As the UK Government calls upon engineering firms to switch some of their manufacturing output to the production of new ventilators to help tackle the coronavirus health crisis, I have brought together a consortium of industry leaders and academics from across the UK who are all looking into ways that we can support the production of parts for ventilators during these unprecedented times. 3D printing technologies can allow us to produce parts very quickly,” explained Kadine James, Creative Tech Lead at Hobs 3D (London, UK)
We will also be hosting a Global Call with University College London (UK) on 19 March 2020,” James continued.
However, there is still some uncertainty surrounding the capability and safety of sharing STL files with hospitals and independent ‘printers’ for mass production. Outside of conflicts relating to copyright and patent law, the regulatory burden for in situ emergency 3D printing for devices use in life-critical scenarios is certainly questionable.

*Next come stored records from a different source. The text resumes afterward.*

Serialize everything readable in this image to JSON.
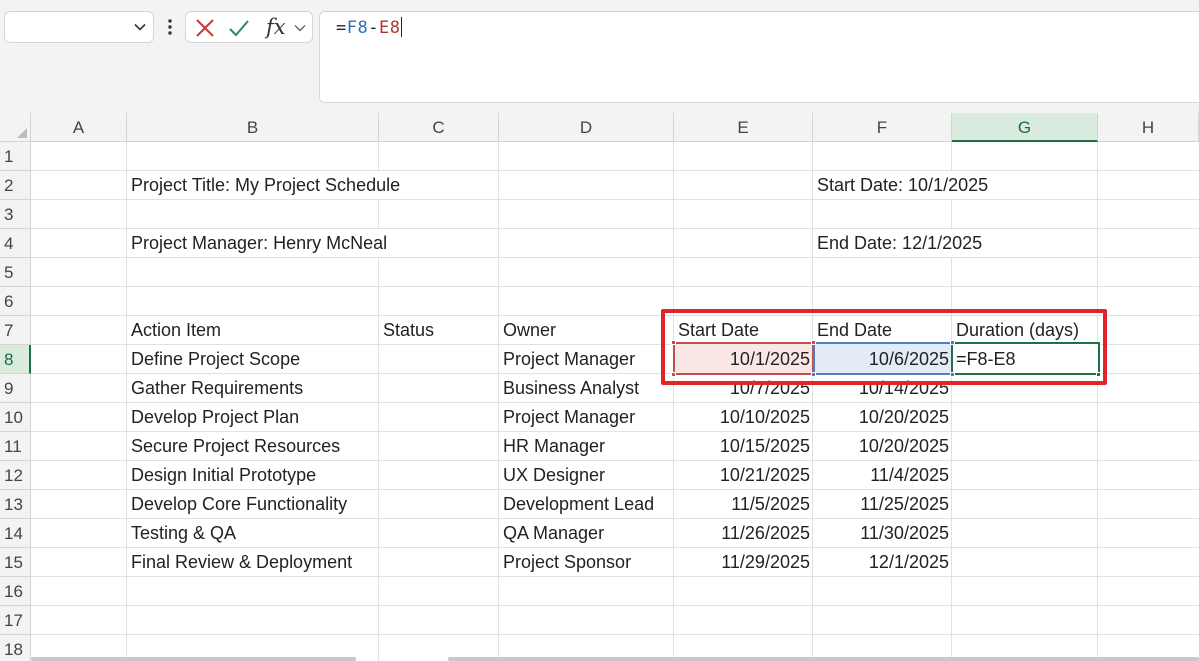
{
  "formula_bar": {
    "name_box_value": "",
    "formula": {
      "eq": "=",
      "ref1": "F8",
      "op": "-",
      "ref2": "E8"
    },
    "icons": [
      "chevron-down-icon",
      "more-icon",
      "cancel-icon",
      "enter-icon",
      "fx-icon"
    ],
    "fx_label": "fx"
  },
  "columns": [
    "A",
    "B",
    "C",
    "D",
    "E",
    "F",
    "G",
    "H"
  ],
  "selected_column": "G",
  "rows": [
    "1",
    "2",
    "3",
    "4",
    "5",
    "6",
    "7",
    "8",
    "9",
    "10",
    "11",
    "12",
    "13",
    "14",
    "15",
    "16",
    "17",
    "18"
  ],
  "selected_row": "8",
  "project": {
    "title": "Project Title: My Project Schedule",
    "manager": "Project Manager: Henry McNeal",
    "start": "Start Date: 10/1/2025",
    "end": "End Date: 12/1/2025"
  },
  "table": {
    "headers": {
      "action": "Action Item",
      "status": "Status",
      "owner": "Owner",
      "start": "Start Date",
      "end": "End Date",
      "duration": "Duration (days)"
    },
    "rows": [
      {
        "action": "Define Project Scope",
        "owner": "Project Manager",
        "start": "10/1/2025",
        "end": "10/6/2025",
        "duration": "=F8-E8"
      },
      {
        "action": "Gather Requirements",
        "owner": "Business Analyst",
        "start": "10/7/2025",
        "end": "10/14/2025",
        "duration": ""
      },
      {
        "action": "Develop Project Plan",
        "owner": "Project Manager",
        "start": "10/10/2025",
        "end": "10/20/2025",
        "duration": ""
      },
      {
        "action": "Secure Project Resources",
        "owner": "HR Manager",
        "start": "10/15/2025",
        "end": "10/20/2025",
        "duration": ""
      },
      {
        "action": "Design Initial Prototype",
        "owner": "UX Designer",
        "start": "10/21/2025",
        "end": "11/4/2025",
        "duration": ""
      },
      {
        "action": "Develop Core Functionality",
        "owner": "Development Lead",
        "start": "11/5/2025",
        "end": "11/25/2025",
        "duration": ""
      },
      {
        "action": "Testing & QA",
        "owner": "QA Manager",
        "start": "11/26/2025",
        "end": "11/30/2025",
        "duration": ""
      },
      {
        "action": "Final Review & Deployment",
        "owner": "Project Sponsor",
        "start": "11/29/2025",
        "end": "12/1/2025",
        "duration": ""
      }
    ]
  },
  "colors": {
    "ref_red": "#c0504d",
    "ref_blue": "#4f81bd",
    "active_green": "#1e7145",
    "callout_red": "#e0262b"
  }
}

A unique solution for ‘containment’: Materialise releases minimum-contact door handle
As experts believe that corona virus can survive on surfaces for an extended time, Materialise (Leuven, Belgium) has announced the release of a freely-downloadable file for a 3D-printed door handle extension which minimizes direct contact with potentially contaminated surfaces.
The power of 3D printing in combination with Materialise’s 3 decades of 3D printing expertise made it possible to turn an idea into an innovative product in less than 24 hours,” explained Fried Vancraen, CEO of Materialise.

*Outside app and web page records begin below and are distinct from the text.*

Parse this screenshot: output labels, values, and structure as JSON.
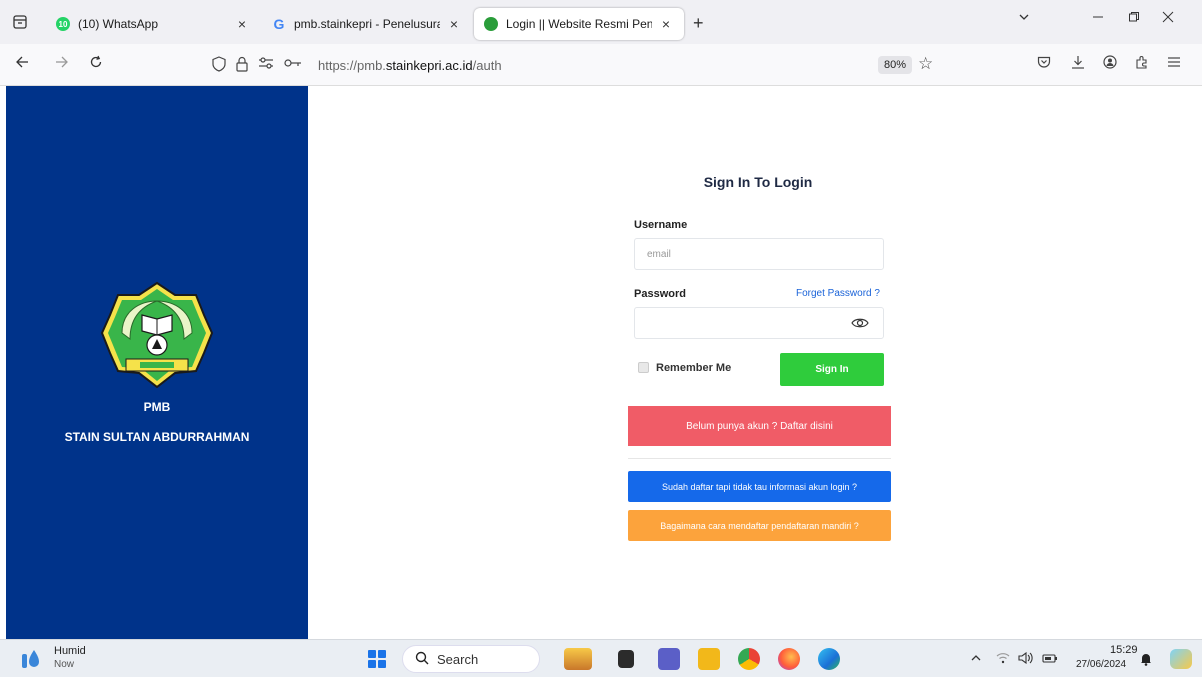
{
  "browser": {
    "tabs": [
      {
        "title": "(10) WhatsApp",
        "badge": "10",
        "close": "×"
      },
      {
        "title": "pmb.stainkepri - Penelusuran G",
        "close": "×"
      },
      {
        "title": "Login || Website Resmi Penerim",
        "close": "×"
      }
    ],
    "new_tab": "+",
    "url_prefix": "https://pmb.",
    "url_domain": "stainkepri.ac.id",
    "url_path": "/auth",
    "zoom": "80%"
  },
  "sidebar": {
    "title": "PMB",
    "institution": "STAIN SULTAN ABDURRAHMAN"
  },
  "login": {
    "heading": "Sign In To Login",
    "username_label": "Username",
    "username_placeholder": "email",
    "password_label": "Password",
    "forget_password": "Forget Password ?",
    "remember_me": "Remember Me",
    "sign_in": "Sign In",
    "register": "Belum punya akun ? Daftar disini",
    "login_info": "Sudah daftar tapi tidak tau informasi akun login ?",
    "how_to_register": "Bagaimana cara mendaftar pendaftaran mandiri ?"
  },
  "colors": {
    "sidebar_bg": "#00338a",
    "sign_in_btn": "#2fcc3c",
    "register_btn": "#f05c67",
    "info_btn": "#1569ea",
    "mandiri_btn": "#fca33c"
  },
  "taskbar": {
    "weather_title": "Humid",
    "weather_sub": "Now",
    "search": "Search",
    "time": "15:29",
    "date": "27/06/2024"
  }
}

By making the design available digitally, it can be produced on 3D printers everywhere and become available around the world in a matter of hours. In this case, we designed the product in Belgium and people in China, Europe or the US can now 3D print the door opener locally,” Vancraen concluded.

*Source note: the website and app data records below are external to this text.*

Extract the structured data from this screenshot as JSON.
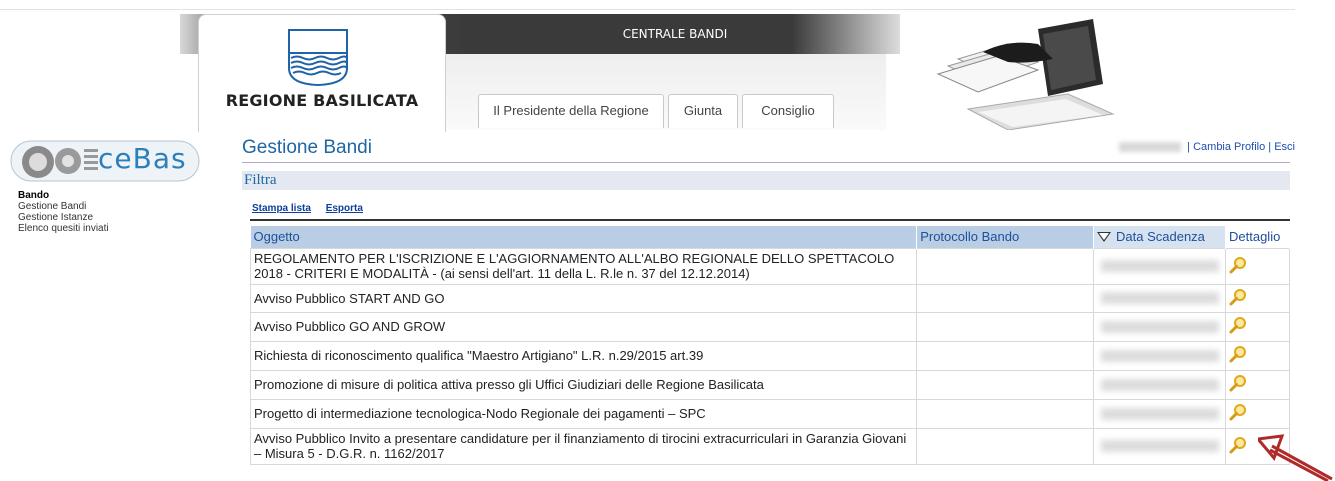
{
  "header": {
    "region_name": "REGIONE BASILICATA",
    "banner_title": "CENTRALE BANDI",
    "tabs": [
      {
        "label": "Il Presidente della Regione"
      },
      {
        "label": "Giunta"
      },
      {
        "label": "Consiglio"
      }
    ]
  },
  "sidebar": {
    "logo_text": "ceBas",
    "section_title": "Bando",
    "items": [
      {
        "label": "Gestione Bandi"
      },
      {
        "label": "Gestione Istanze"
      },
      {
        "label": "Elenco quesiti inviati"
      }
    ]
  },
  "main": {
    "page_title": "Gestione Bandi",
    "user_links": {
      "separator1": "|",
      "change_profile": "Cambia Profilo",
      "separator2": "|",
      "logout": "Esci"
    },
    "filter_label": "Filtra",
    "actions": {
      "print": "Stampa lista",
      "export": "Esporta"
    },
    "table": {
      "columns": [
        "Oggetto",
        "Protocollo Bando",
        "Data Scadenza",
        "Dettaglio"
      ],
      "sorted_column": "Data Scadenza",
      "rows": [
        {
          "oggetto": "REGOLAMENTO PER L'ISCRIZIONE E L'AGGIORNAMENTO ALL'ALBO REGIONALE DELLO SPETTACOLO 2018 - CRITERI E MODALITÀ - (ai sensi dell'art. 11 della L. R.le n. 37 del 12.12.2014)",
          "protocollo": ""
        },
        {
          "oggetto": "Avviso Pubblico START AND GO",
          "protocollo": ""
        },
        {
          "oggetto": "Avviso Pubblico GO AND GROW",
          "protocollo": ""
        },
        {
          "oggetto": "Richiesta di riconoscimento qualifica \"Maestro Artigiano\" L.R. n.29/2015 art.39",
          "protocollo": ""
        },
        {
          "oggetto": "Promozione di misure di politica attiva presso gli Uffici Giudiziari delle Regione Basilicata",
          "protocollo": ""
        },
        {
          "oggetto": "Progetto di intermediazione tecnologica-Nodo Regionale dei pagamenti – SPC",
          "protocollo": ""
        },
        {
          "oggetto": "Avviso Pubblico Invito a presentare candidature per il finanziamento di tirocini extracurriculari in Garanzia Giovani – Misura 5 - D.G.R. n. 1162/2017",
          "protocollo": ""
        }
      ]
    }
  },
  "colors": {
    "title_blue": "#1f66a5",
    "header_row": "#b9cde5",
    "arrow_red": "#b02a2a",
    "magnifier": "#e6b422"
  },
  "icons": {
    "detail": "magnifier-icon",
    "sort": "sort-descending-icon",
    "pointer": "red-arrow-icon"
  }
}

The file can be downloaded at www.materialise.com/en/hands-free-door-opener
Collaborative team solves PPE shortage issue: 3D-printed facemasks and PPE for healthcare workers in Hong Kong
A collaborative team from The Hong Kong Polytechnic University, Queen Elizabeth Hospital and the Hospital Authority (all Hong Kong) has reported success in developing effective, 3D-printed eye shields and face shields.
During the coronavirus outbreak, solidarity is one of the essential elements to battle the disease. The partnership between The Hong Kong Polytechnic University, Queen Elizabeth Hospital/Hospital Authority and the industry is a good example that embodies the spirit of 'when one place suffers, aid comes from all sides'. We join hands to overcome these difficult times together," explained Professor Alexander WAI Ping-kong, Vice President (Research Development), Deputy President and Provost designate at The Hong Kong Polytechnic University.
In a statement released from The Hong Kong Polytechnic University, the team reports that it took only a fortnight to design and develop the masks, of which they hope to 3D print over 30,000 per day by the end of March.
When industries unite: how 3D-printed ‘huts’ serve as emergency quarantine wards
At the beginning of the COVID-19 outbreak in February, architectural company Yingchuang Building Technique (Winsun; Shanghai, China), reported that several 3D-printed huts were printed, loaded and sent to various hospitals needing fast solutions in response to increasing pressure for quarantine facilities.
According to reports hosted on the Winsun website, 20 3D printers could produce a 10x10 ward each within 2 hours from recycled construction materials, offering a fast and sustainable solution to expanding quarantine capabilities in high-incidence areas.
Winsun further explains that following the use of these small hut-like buildings for the immediate quarantine pressure, the buildings could be further used for news kiosks, small shops or mobile offices.